* WHAT IS EXPECTED: Scan the entries and state how many lines contain "Service". Write no other text.

++++++++++

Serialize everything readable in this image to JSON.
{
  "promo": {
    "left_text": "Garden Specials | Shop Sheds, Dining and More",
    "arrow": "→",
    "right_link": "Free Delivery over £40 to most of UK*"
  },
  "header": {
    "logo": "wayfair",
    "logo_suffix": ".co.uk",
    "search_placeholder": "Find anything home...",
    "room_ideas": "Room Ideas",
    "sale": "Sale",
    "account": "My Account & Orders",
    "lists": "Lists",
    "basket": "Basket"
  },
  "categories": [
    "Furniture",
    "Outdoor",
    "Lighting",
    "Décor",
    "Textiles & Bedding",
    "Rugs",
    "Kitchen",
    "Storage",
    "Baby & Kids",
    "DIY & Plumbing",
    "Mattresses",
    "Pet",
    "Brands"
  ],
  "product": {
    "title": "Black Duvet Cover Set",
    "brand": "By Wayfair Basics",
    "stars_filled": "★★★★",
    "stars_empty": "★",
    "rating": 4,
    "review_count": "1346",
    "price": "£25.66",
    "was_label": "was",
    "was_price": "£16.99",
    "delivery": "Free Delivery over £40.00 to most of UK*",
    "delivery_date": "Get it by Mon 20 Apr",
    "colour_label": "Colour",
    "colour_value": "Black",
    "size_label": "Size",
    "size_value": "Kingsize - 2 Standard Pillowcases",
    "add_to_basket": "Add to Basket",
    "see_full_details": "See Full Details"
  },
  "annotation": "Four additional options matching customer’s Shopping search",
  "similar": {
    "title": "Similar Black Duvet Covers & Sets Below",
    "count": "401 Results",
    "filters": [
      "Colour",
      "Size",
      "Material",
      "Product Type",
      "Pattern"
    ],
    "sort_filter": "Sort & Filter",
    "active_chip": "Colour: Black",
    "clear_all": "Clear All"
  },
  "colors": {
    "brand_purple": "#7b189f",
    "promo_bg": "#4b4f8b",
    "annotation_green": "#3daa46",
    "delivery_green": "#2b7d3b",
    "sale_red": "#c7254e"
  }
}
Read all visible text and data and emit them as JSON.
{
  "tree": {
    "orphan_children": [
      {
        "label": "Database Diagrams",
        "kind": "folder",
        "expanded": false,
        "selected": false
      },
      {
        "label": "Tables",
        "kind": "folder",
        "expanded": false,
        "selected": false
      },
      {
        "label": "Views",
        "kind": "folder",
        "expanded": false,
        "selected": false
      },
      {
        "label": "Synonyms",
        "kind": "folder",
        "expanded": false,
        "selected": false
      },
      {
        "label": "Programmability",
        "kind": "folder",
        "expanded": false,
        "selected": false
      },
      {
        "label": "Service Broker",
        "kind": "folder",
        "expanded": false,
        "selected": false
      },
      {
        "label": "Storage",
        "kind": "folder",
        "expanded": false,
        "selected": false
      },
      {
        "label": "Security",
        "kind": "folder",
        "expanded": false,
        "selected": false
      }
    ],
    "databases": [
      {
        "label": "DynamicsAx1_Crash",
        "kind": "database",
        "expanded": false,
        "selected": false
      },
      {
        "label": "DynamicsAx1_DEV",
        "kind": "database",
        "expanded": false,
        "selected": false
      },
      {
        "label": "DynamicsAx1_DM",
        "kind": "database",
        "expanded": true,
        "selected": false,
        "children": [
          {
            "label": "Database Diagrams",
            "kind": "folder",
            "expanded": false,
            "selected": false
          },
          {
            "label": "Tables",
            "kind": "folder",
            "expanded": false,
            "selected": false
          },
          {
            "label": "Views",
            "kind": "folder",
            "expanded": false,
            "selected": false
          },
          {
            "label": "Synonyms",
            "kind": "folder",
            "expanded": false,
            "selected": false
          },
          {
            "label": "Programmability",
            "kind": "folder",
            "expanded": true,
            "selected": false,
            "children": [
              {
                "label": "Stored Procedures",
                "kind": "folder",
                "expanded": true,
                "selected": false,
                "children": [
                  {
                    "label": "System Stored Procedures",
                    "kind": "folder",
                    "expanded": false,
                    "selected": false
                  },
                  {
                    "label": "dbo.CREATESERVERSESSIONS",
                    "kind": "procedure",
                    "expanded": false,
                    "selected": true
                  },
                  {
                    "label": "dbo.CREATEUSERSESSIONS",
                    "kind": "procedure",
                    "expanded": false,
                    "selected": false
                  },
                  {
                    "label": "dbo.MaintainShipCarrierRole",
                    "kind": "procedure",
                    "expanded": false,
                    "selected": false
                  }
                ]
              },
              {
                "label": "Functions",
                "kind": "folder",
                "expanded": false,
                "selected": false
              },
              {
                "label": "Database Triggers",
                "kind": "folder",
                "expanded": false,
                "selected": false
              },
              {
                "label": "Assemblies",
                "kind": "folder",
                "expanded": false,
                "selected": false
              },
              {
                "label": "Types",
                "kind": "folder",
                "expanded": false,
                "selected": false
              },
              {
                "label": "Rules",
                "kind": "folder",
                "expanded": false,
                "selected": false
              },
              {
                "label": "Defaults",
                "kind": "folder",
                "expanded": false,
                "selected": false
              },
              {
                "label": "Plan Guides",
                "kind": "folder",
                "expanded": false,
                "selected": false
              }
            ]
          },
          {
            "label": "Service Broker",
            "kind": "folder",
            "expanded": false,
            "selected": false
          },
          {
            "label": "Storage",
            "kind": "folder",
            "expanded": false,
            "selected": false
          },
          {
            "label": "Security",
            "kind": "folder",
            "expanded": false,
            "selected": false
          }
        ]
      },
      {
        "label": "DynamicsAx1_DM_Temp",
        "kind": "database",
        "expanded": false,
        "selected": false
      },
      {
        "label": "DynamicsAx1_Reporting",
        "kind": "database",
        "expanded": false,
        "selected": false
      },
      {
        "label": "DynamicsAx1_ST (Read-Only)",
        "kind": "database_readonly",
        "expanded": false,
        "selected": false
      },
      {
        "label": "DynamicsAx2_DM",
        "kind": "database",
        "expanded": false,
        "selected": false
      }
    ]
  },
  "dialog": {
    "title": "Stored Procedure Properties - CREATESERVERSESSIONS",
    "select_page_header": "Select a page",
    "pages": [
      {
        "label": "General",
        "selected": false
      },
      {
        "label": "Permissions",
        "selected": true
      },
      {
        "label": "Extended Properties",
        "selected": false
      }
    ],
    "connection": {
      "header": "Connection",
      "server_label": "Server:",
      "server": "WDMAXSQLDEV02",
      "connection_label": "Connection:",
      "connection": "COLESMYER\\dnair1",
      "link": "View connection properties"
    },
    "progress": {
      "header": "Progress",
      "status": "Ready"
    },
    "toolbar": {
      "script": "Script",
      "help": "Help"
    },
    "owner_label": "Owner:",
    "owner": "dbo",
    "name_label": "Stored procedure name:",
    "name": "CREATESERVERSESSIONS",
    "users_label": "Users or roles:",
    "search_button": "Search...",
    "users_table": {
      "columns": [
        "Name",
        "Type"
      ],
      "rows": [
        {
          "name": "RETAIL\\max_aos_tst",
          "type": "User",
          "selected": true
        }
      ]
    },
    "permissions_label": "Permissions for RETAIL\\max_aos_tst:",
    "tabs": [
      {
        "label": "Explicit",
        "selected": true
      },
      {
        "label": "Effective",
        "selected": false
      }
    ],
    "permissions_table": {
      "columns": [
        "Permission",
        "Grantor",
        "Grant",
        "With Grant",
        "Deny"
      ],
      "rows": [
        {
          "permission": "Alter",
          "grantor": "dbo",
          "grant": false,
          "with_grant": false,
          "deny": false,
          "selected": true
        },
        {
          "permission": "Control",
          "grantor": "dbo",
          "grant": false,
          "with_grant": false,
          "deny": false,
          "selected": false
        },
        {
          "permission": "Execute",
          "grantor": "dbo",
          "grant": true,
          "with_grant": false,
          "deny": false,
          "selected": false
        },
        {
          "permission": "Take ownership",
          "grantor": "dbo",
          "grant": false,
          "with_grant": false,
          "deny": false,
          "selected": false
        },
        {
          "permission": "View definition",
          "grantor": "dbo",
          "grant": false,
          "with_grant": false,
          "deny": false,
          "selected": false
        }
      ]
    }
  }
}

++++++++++

* WRITTEN REPLY: 2